## What you have to do
On the basis of the records below, report how many lines contain the word "Automotive". Nothing else should be given.

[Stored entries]

————————

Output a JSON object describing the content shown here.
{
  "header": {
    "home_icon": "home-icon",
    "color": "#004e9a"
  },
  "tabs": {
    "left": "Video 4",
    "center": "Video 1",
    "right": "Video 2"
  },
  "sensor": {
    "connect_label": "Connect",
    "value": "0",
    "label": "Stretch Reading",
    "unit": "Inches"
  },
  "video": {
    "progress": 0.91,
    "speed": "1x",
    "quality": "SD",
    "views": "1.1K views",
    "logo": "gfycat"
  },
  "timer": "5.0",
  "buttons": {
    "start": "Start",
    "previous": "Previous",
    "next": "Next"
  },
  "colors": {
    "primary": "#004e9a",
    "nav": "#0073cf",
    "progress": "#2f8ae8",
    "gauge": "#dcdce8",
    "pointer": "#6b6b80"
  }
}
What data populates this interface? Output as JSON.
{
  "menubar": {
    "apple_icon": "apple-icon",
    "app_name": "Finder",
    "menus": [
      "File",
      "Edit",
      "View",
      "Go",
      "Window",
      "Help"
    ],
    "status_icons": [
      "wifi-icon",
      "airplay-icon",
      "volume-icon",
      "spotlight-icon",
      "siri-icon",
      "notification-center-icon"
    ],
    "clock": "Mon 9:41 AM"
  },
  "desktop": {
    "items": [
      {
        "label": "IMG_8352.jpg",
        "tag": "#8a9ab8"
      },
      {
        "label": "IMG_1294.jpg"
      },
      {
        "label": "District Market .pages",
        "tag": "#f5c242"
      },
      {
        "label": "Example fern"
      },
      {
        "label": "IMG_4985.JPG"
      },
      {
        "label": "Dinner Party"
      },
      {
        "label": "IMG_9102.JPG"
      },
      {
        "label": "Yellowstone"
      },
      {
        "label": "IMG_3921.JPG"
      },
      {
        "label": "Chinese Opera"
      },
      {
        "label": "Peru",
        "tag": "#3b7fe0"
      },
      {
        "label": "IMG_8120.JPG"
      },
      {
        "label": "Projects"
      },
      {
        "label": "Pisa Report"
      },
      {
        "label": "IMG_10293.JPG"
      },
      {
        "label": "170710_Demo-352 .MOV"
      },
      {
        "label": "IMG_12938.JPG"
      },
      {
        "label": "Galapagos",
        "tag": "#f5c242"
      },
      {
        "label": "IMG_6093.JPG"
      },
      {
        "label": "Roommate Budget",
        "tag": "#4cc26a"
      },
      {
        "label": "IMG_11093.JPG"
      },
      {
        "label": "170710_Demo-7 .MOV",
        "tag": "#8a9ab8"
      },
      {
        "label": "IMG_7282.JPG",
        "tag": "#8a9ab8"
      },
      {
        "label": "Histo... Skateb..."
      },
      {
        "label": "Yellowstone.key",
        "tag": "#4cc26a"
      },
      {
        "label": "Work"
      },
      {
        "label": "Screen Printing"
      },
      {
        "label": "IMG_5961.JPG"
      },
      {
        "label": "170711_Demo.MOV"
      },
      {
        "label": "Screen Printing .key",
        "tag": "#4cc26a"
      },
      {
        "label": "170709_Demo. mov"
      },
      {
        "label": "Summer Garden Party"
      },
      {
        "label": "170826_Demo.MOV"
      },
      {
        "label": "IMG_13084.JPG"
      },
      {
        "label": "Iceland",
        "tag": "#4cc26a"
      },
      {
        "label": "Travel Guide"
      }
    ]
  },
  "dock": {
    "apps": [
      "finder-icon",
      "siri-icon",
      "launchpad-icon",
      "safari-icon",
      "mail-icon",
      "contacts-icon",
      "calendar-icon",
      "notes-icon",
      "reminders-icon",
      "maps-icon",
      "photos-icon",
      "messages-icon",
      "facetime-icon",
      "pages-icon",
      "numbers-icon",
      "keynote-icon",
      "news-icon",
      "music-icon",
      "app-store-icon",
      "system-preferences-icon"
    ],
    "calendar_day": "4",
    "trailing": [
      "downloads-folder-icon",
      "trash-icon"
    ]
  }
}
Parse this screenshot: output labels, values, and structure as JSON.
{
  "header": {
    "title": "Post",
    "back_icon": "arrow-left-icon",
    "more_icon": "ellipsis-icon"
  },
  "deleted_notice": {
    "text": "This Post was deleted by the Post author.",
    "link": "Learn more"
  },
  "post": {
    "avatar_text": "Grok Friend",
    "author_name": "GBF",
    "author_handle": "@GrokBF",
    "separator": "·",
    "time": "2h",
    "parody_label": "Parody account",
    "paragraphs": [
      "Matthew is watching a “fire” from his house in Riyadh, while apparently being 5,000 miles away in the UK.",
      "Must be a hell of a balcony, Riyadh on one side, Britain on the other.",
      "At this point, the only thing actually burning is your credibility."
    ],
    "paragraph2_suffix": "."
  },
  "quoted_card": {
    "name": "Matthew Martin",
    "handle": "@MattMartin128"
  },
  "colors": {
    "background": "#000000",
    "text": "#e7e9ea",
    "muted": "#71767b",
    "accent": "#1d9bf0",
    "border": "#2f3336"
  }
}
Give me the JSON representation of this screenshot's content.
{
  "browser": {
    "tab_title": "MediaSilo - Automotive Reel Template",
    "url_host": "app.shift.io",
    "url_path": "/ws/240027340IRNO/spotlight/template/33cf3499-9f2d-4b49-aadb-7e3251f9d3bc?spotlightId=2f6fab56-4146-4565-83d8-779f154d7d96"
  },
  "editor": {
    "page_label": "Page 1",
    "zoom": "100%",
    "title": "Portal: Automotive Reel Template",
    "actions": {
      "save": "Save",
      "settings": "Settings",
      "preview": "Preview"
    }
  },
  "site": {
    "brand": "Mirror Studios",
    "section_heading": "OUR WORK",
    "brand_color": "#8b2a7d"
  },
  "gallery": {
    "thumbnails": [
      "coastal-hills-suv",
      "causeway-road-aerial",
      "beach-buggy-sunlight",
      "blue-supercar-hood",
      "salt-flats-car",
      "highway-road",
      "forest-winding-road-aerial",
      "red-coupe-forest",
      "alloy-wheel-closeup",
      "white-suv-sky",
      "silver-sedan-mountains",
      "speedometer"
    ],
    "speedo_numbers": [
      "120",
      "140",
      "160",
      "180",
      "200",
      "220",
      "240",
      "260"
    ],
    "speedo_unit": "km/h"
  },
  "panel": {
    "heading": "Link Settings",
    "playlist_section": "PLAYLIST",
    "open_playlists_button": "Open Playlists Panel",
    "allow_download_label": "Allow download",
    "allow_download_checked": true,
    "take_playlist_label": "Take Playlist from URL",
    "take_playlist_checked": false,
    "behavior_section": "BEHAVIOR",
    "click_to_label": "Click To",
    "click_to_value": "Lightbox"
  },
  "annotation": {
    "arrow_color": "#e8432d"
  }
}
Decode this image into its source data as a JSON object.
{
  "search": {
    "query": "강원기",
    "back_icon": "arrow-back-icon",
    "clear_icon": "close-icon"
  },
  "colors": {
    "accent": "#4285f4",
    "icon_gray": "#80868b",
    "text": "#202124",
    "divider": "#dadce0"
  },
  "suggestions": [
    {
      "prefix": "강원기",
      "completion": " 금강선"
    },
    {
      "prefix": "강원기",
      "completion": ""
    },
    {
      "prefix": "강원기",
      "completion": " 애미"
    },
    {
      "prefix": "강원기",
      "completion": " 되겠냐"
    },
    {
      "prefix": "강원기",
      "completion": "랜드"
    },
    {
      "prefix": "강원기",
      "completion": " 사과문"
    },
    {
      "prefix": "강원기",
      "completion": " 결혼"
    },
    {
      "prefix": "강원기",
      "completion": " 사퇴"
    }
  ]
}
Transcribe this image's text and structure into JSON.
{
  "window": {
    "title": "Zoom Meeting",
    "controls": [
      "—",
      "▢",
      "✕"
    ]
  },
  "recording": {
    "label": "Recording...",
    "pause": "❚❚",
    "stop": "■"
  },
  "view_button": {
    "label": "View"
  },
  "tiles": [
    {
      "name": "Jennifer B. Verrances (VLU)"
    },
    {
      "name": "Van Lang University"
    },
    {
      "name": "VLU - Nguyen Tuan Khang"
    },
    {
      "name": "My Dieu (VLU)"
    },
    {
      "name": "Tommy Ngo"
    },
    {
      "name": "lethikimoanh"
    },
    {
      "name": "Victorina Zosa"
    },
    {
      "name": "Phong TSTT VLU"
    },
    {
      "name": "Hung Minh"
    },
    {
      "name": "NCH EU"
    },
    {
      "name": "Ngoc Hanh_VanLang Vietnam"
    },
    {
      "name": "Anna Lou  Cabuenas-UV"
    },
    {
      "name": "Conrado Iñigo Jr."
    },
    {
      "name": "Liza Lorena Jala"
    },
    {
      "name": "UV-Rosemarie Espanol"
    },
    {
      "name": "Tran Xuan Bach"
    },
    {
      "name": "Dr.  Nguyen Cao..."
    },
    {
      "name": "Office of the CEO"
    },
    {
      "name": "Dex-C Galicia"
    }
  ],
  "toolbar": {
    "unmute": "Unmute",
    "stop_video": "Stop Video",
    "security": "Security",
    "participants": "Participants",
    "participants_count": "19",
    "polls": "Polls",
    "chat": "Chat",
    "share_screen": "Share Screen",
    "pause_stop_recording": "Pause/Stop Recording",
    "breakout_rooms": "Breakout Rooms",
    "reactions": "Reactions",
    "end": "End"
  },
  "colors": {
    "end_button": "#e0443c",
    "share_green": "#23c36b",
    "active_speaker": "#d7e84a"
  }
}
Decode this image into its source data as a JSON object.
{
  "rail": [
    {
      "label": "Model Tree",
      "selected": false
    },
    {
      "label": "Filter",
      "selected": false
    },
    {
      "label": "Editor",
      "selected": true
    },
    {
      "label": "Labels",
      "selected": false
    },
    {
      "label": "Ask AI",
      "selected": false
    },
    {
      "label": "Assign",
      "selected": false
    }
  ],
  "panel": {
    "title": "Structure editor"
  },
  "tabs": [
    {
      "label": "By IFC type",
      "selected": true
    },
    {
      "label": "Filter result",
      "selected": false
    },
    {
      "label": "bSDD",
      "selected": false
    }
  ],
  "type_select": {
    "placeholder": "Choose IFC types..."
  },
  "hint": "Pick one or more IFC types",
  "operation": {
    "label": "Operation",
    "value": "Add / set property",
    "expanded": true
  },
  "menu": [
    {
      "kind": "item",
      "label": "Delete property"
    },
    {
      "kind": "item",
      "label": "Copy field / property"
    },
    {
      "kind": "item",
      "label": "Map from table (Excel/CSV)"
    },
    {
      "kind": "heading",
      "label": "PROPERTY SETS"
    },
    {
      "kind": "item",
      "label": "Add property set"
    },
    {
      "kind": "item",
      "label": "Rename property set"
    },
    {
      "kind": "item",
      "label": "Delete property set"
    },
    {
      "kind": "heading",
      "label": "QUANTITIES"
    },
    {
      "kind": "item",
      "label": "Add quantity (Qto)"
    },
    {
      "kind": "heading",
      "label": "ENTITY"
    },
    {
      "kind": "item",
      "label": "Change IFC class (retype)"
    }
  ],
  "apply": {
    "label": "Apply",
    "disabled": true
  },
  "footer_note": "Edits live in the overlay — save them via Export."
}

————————

## Output of the exercise
2